Work request =>
Copy all lines in the data that contain the string "闭合填充".
- - -
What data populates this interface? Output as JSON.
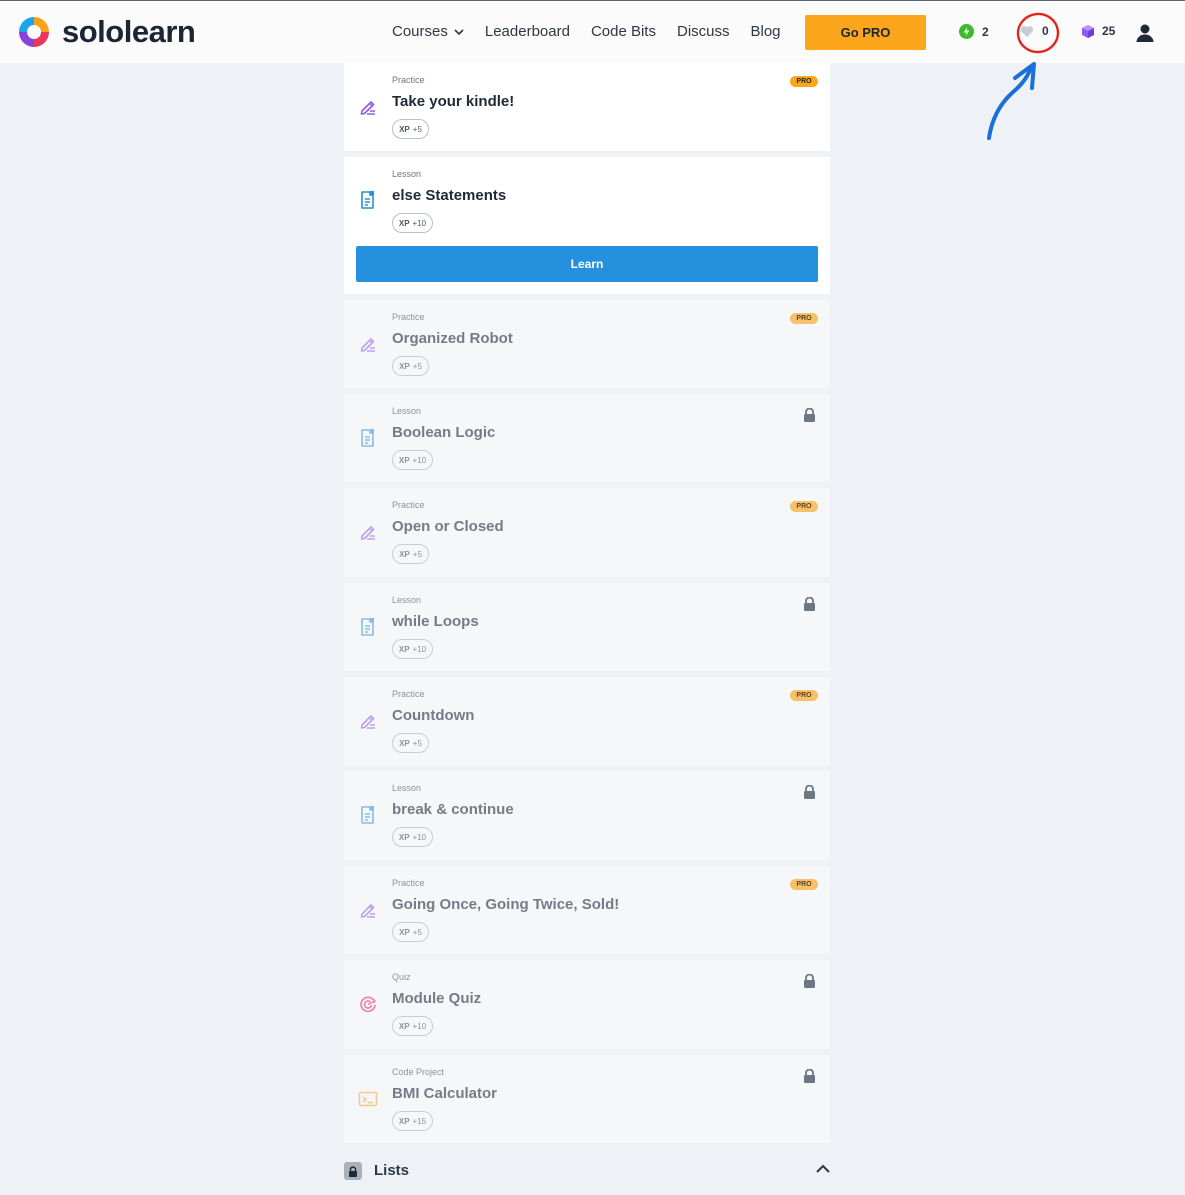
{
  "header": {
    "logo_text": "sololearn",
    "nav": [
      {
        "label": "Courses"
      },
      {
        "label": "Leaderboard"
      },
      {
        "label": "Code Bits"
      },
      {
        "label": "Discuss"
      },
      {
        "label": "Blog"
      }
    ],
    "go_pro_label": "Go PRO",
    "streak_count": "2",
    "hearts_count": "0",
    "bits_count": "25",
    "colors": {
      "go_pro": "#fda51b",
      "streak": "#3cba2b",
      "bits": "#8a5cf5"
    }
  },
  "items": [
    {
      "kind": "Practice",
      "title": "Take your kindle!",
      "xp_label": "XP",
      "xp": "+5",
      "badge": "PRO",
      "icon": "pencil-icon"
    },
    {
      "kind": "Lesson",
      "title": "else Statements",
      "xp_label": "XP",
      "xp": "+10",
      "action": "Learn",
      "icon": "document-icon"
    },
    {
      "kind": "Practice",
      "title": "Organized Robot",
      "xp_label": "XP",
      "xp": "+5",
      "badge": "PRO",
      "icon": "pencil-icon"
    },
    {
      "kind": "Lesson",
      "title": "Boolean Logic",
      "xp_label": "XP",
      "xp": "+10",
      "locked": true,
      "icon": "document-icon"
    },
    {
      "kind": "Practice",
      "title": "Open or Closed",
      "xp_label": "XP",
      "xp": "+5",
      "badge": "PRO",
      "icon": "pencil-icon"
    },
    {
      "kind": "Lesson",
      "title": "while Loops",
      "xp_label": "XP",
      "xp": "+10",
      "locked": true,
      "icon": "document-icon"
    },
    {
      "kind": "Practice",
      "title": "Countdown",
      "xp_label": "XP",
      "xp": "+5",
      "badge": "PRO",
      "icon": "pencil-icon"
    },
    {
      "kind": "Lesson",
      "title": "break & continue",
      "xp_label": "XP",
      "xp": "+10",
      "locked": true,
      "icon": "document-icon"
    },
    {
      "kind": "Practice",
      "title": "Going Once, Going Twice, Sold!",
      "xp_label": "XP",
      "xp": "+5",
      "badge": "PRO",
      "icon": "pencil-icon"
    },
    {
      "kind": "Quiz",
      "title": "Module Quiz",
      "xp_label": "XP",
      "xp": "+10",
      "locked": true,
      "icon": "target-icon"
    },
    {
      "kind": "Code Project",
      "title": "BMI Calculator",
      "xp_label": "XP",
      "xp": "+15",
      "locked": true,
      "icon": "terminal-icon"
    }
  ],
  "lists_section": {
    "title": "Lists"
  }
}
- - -
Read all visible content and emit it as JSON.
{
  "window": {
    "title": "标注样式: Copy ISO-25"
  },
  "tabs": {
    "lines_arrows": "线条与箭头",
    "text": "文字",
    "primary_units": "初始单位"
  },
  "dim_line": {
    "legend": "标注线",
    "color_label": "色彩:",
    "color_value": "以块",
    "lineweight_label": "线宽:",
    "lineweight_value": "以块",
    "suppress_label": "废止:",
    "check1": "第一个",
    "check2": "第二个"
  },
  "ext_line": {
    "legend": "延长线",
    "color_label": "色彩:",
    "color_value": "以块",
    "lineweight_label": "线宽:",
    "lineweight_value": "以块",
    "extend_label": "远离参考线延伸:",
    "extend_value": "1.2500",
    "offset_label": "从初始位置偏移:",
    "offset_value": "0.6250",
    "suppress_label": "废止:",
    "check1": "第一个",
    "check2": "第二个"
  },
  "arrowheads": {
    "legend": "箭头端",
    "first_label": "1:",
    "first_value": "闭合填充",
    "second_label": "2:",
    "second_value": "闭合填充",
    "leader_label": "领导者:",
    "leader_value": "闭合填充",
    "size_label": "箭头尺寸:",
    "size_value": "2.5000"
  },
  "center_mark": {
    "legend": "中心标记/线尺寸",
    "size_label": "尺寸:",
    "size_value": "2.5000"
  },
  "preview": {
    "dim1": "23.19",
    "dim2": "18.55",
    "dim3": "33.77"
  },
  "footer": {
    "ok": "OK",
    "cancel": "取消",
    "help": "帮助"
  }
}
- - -
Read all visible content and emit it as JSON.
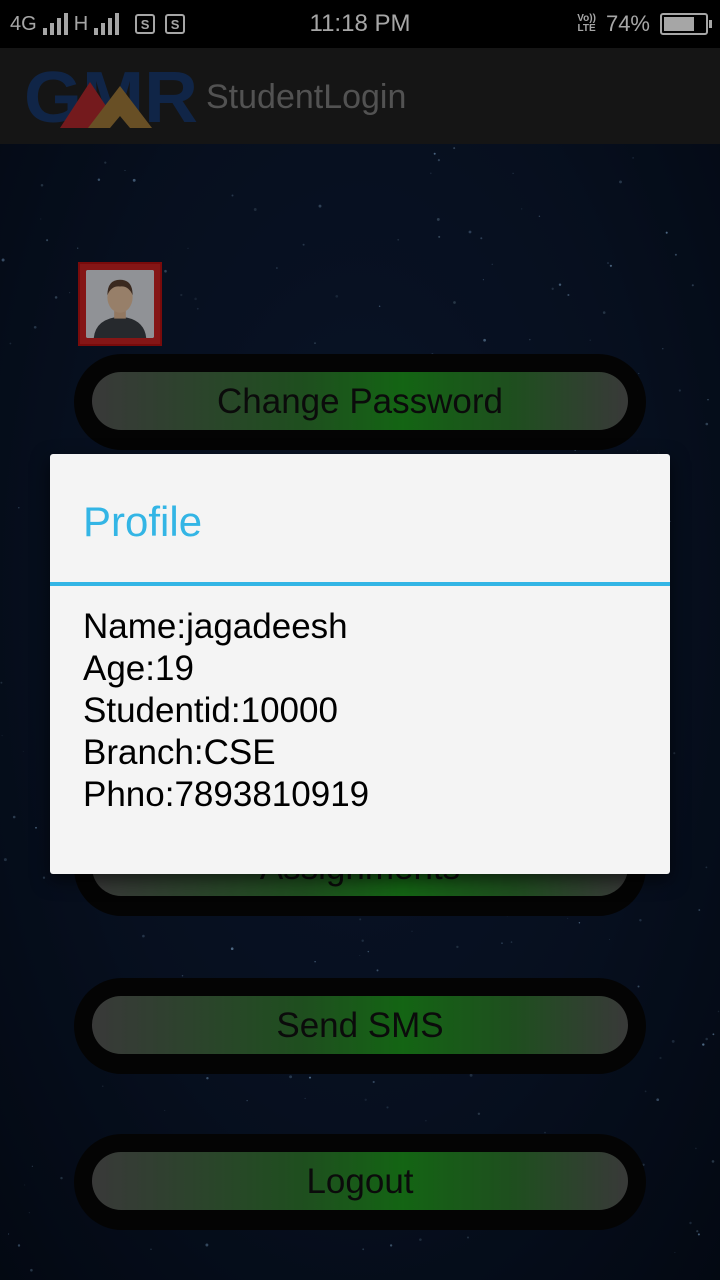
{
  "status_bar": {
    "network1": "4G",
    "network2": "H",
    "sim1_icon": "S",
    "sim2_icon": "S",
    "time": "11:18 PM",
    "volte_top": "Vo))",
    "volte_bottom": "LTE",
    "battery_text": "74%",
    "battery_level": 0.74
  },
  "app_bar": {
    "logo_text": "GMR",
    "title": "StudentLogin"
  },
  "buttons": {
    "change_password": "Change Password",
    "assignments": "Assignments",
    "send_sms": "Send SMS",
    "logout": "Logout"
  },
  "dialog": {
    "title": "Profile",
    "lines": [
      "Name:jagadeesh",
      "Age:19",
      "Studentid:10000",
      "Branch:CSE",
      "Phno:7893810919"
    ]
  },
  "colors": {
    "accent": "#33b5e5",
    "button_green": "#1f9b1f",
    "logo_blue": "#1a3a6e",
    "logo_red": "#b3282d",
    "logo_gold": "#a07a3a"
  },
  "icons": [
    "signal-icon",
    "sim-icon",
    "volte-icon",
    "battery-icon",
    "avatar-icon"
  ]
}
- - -
Reply =>
    "first_value": "闭合填充",
    "second_value": "闭合填充",
    "leader_value": "闭合填充",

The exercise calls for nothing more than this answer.